  • Humidity levels of less than 25% are common in the cabin of the plane.  Low humidity can cause drying of the eyes, nose and throat.  Viruses thrive in low humidity.  Using a saline nasal spray or gel will keep your nasal passages moist minimizing the risk of infection.  Moisturizing eye drops, especially for contact lens wearers, can help keep you comfortable. 
  • Open the air vent and direct the air so it passes just in front of your face which helps to blow away airborne germs. 
  • Bring your own pillow.  Airline pillows and blankets are often reused without cleaning.  Pack a wrap or a light jacket in your carry-on bag and bring a pair of socks as the temperature in planes tends to be chilly. 
  • Pack a lunch and healthy snacks.  Flights can be delayed or cancelled due to weather, air traffic congestion or mechanical problems.  Even for a short haul it pays to be prepared and avoid the irritability that often accompanies hunger.  Simple, inexpensive snacks can prevent your blood sugar from dipping too low during a long flight.  Bring foods that don’t require refrigeration such as dried fruit, carrot sticks, apple slices, nuts, peanut butter crackers or protein bars so you don’t have to rely on expensive and potentially unhealthy airport fare.  If traveling to another country be aware meat, fruit, cheese and other foods may be quarantined.  If you have any of these types of foods remaining when the flight ends, discard them before disembarking to avoid hassles. 
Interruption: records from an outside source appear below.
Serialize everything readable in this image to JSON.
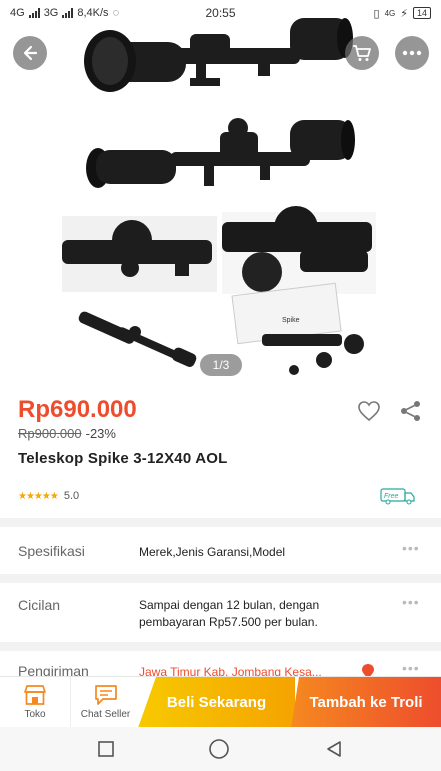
{
  "status_bar": {
    "left": "4G",
    "left2": "3G",
    "speed": "8,4K/s",
    "time": "20:55",
    "battery": "14",
    "net": "4G"
  },
  "gallery": {
    "page_indicator": "1/3",
    "brand_mark": "Spike"
  },
  "product": {
    "price": "Rp690.000",
    "old_price": "Rp900.000",
    "discount": "-23%",
    "title": "Teleskop Spike 3-12X40 AOL",
    "rating": "5.0",
    "free_badge": "Free"
  },
  "rows": {
    "spec_label": "Spesifikasi",
    "spec_value": "Merek,Jenis Garansi,Model",
    "install_label": "Cicilan",
    "install_value": "Sampai dengan 12 bulan, dengan pembayaran Rp57.500 per bulan.",
    "ship_label": "Pengiriman",
    "ship_value": "Jawa Timur Kab. Jombang Kesa..."
  },
  "bottom_bar": {
    "store_label": "Toko",
    "chat_label": "Chat Seller",
    "buy_label": "Beli Sekarang",
    "add_cart_label": "Tambah ke Troli"
  },
  "colors": {
    "accent": "#ee4d2d",
    "buy": "#f5b400",
    "star": "#f6a700",
    "free_green": "#26aa99"
  },
  "icons": [
    "back-arrow-icon",
    "cart-icon",
    "more-icon",
    "heart-icon",
    "share-icon",
    "free-shipping-icon",
    "store-icon",
    "chat-icon",
    "location-icon",
    "nav-square-icon",
    "nav-circle-icon",
    "nav-back-icon"
  ]
}
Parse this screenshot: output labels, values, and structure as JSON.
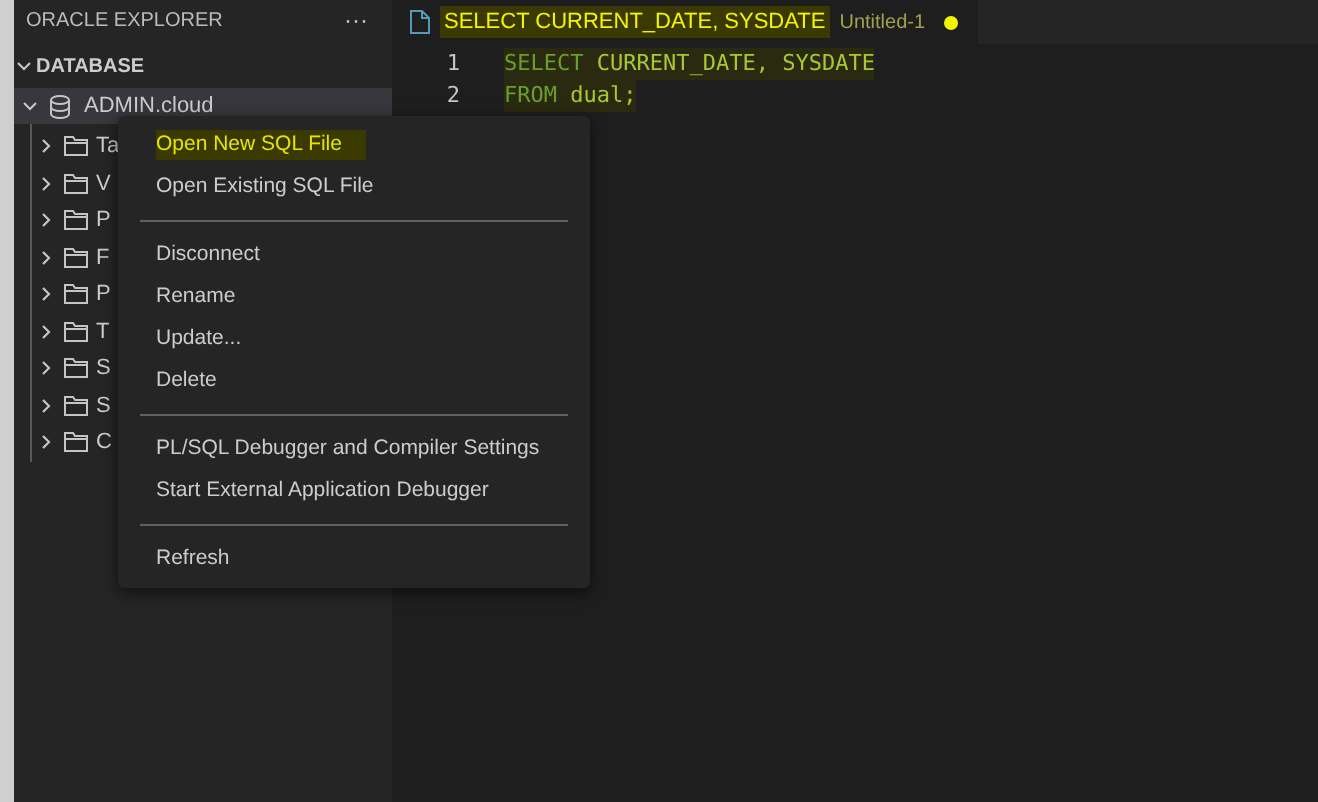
{
  "sidebar": {
    "title": "ORACLE EXPLORER",
    "more": "···",
    "section": {
      "label": "DATABASE",
      "expanded": true
    },
    "connection": {
      "label": "ADMIN.cloud",
      "expanded": true,
      "children": [
        {
          "label": "Ta",
          "expanded": false
        },
        {
          "label": "V",
          "expanded": false
        },
        {
          "label": "P",
          "expanded": false
        },
        {
          "label": "F",
          "expanded": false
        },
        {
          "label": "P",
          "expanded": false
        },
        {
          "label": "T",
          "expanded": false
        },
        {
          "label": "S",
          "expanded": false
        },
        {
          "label": "S",
          "expanded": false
        },
        {
          "label": "C",
          "expanded": false
        }
      ]
    }
  },
  "tab": {
    "title": "SELECT CURRENT_DATE, SYSDATE",
    "file": "Untitled-1",
    "dirty": true
  },
  "editor": {
    "lines": [
      {
        "number": "1",
        "tokens": [
          {
            "kind": "keyword",
            "text": "SELECT"
          },
          {
            "kind": "plain",
            "text": " CURRENT_DATE, SYSDATE"
          }
        ]
      },
      {
        "number": "2",
        "tokens": [
          {
            "kind": "keyword",
            "text": "FROM"
          },
          {
            "kind": "plain",
            "text": " dual;"
          }
        ]
      }
    ]
  },
  "context_menu": {
    "groups": [
      [
        {
          "label": "Open New SQL File",
          "selected": true
        },
        {
          "label": "Open Existing SQL File",
          "selected": false
        }
      ],
      [
        {
          "label": "Disconnect",
          "selected": false
        },
        {
          "label": "Rename",
          "selected": false
        },
        {
          "label": "Update...",
          "selected": false
        },
        {
          "label": "Delete",
          "selected": false
        }
      ],
      [
        {
          "label": "PL/SQL Debugger and Compiler Settings",
          "selected": false
        },
        {
          "label": "Start External Application Debugger",
          "selected": false
        }
      ],
      [
        {
          "label": "Refresh",
          "selected": false
        }
      ]
    ]
  }
}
Planes are germ incubators.  Filtered air circulation is shut down when the plane is on the ground while passengers board and disembark.  All it takes is one sick person to infect many fellow passengers.  Be sure to take into consideration whether you will have access to health items and supplies at your destination. Along with your travel planning and packing, remember to pack a travel health kit including these basic items and any other specialty items you use regularly:

  • Antibacterial wipes and hand sanitizers.  Clean your hands as often as possible to prevent illness and spread of infection. 
  • Bandages and Neosporin for minor cuts, burns, scrapes and blisters. 
  • Hydrocortisone cream for topical relief from insect bites or skin rashes.
  • Benadryl for allergic reactions. 
  • Antidiarrheal medication for gastric upset which is the most common traveler’s nemesis. 
  • Prescription medications which you should always carry on board with you.  Bring extra in case of unexpected delays. 
  • Health insurance information.  You may want to check with your insurance provider to make sure you are covered wherever you roam.  You may also want to consider travel insurance for those unexpected accidents or illnesses if you are traveling to remote areas. 
  • Vitamins and supplements that you normally take at home plus preventatives like vitamin C, probiotics and digestive aids.   
  • Over the counter headache and fever relievers.
  • Cough drops
  • Lubricating eye drops
  • Mild laxative
  • Decongestant
  • Anti-motion sickness medication
  • Sunscreen
  • Insect repellent

Watch For Healthy Airline Travel: Part II, Tomorrow!